I remember vividly, sitting at the counter, eyes barely open, eating my breakfast. Most mornings it was soft boiled eggs, or eggs of some sort. Whatever egg it was, it was always accompanied by that red-ish orange and silver striped shaker with the shiny, curly “L”. That’s right, Lawry’s seasoning salt (see the jar in the photo?!).
I loved the stuff! I would sometimes put it in the center of my hand, wet the tip of my finger, and dip it into the salt to enjoy. I don’t know what it was about it. Maybe it’s because my mom put it on everything from veggies and eggs, to mac and cheese. I have fond memories of sprinkling seasoning salt on my hard boiled Easter eggs, (just the whites). I could have ate those all day, but only if I had seasoning salt.

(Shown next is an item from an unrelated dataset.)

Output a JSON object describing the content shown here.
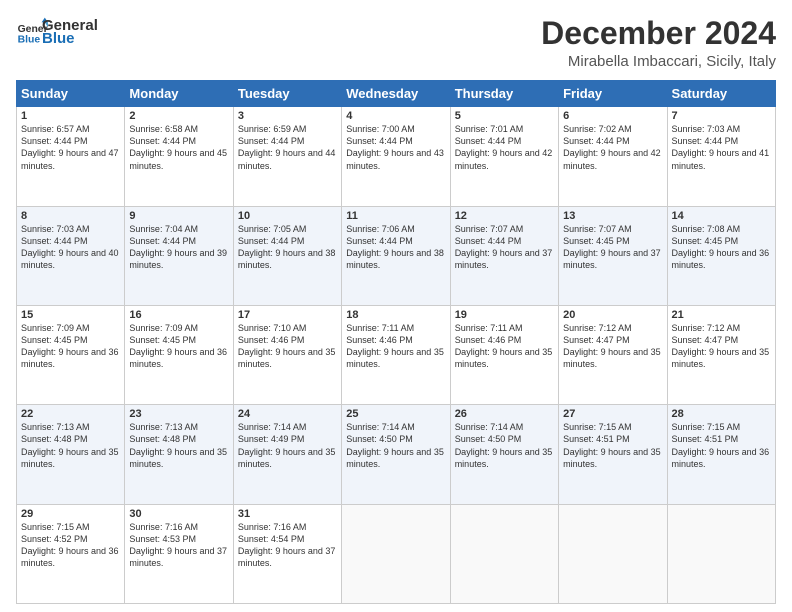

I just loved the spiced up salt flavor that got rounded out with a tiny hint of sweetness.
As I got older I found a different brand I liked but it was sort of hard to find. I once found it at a German grocer and nearly bought them out. I’m not really sure when it happened, but I stopped using the famous salt. It wasn’t because I didn’t like it anymore, but I think it’s because my mom switched to a cheaper brand and I just chose to for go the salt.
When I adopted the organic life style, I would have to actually ask for the seasoning salt to not be used on my food. Some contain MSG, nearly all contain flowing agents. Why did they have to add all this crap in it? I guess that’s part of why I liked it so much?
Anyways, I would look for something similar at my organic grocery store but I always came up short. I was determined to make my own when I had a sudden urge to add it to my new egg sandwich I had made up…it was missing just this one thing and I wasn’t going to go without it anymore!
I got it right on the first try. I’m so excited to now have this as my seasoning staple. It’s made with organic, pure ingredients. Nothing you have to question, no flowing agents, no msg. Just pure spices with a hit of sugar.
1/4 C pink Himalayan salt (fine)
1T+1t organic granulated sugar
2 t smoked paprika
1 t garlic powder
1 t garlic granules
2 t onion granules
Add all ingredients in a jar and shake to combine. Be sure that all the spiced get mixed together and creative a pinkish mix.
If you’re like me, and love making fresh salsa, you know how important the Jalapeno is to your recipe.
As an organic shopper, at least in my area, it’s impossible to find organic jalapenos in the winter.
Last year my brother gave me a ton of jalapenos and I couldn’t find a use for them all so, I froze them. I never thought frozen jalapenos would work so well. They are easy to de-seed, and chop (un like canned) and tasted great.
If your going to have a healthy harvest of Jalapenos this summer, try freezing a bunch and you’ll have jalapenos all year long.